== DESCRIPTION OF THE TASK ==
Across the listing that follows, work out how many lines carry the string "character". Provide that number and nothing else.
*** EXTRACTED ENTRIES Section Begins ***
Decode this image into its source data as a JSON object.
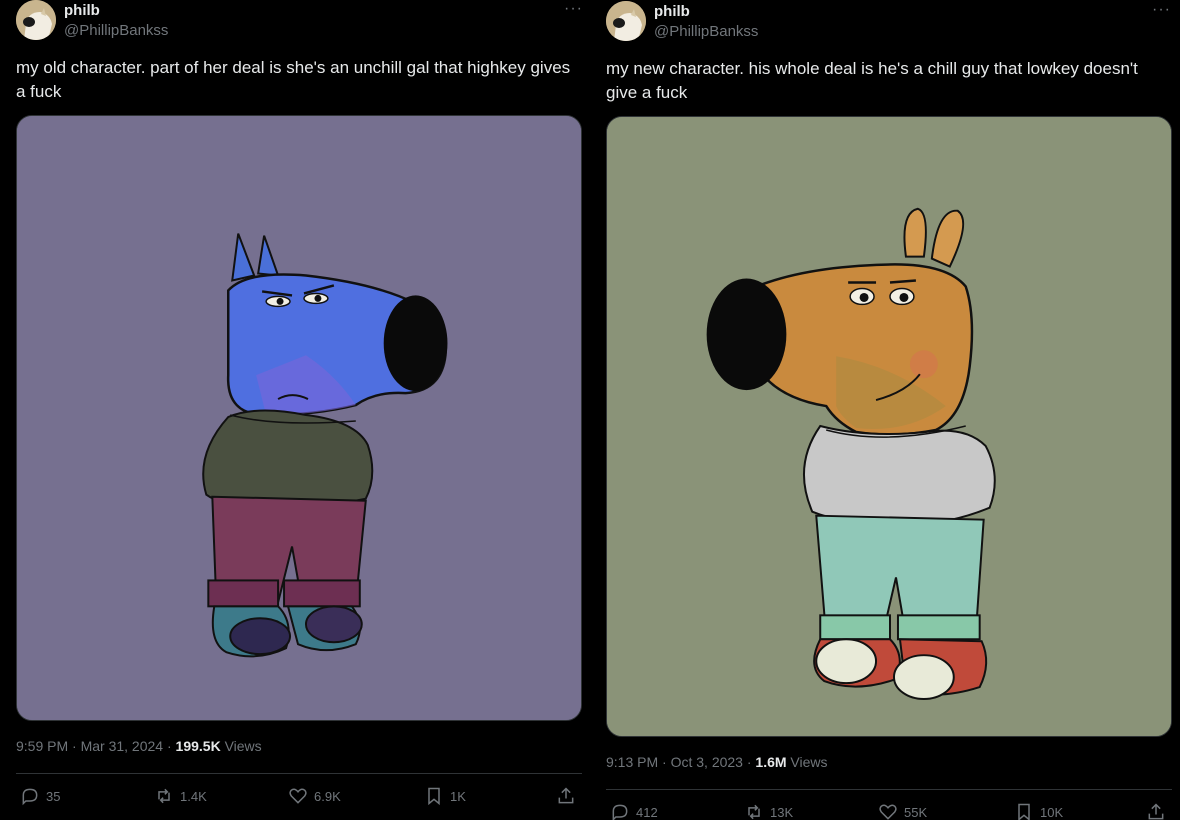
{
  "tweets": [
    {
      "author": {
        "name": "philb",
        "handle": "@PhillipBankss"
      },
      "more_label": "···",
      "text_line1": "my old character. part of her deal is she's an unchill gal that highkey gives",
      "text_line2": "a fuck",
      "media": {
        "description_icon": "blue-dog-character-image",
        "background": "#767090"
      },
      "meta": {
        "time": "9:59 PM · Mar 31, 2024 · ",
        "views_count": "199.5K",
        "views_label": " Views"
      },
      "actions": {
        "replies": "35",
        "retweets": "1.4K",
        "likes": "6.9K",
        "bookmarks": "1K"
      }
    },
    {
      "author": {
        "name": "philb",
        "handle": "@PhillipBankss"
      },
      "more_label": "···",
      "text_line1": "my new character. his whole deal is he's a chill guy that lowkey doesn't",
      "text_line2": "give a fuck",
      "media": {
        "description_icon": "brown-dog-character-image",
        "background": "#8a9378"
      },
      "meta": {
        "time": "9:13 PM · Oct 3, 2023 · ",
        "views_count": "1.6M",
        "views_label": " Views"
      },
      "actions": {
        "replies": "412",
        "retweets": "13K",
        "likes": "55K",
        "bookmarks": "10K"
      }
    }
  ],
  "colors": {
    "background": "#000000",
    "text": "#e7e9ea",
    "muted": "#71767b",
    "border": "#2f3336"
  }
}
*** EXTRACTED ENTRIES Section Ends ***
== SOLUTION ==
4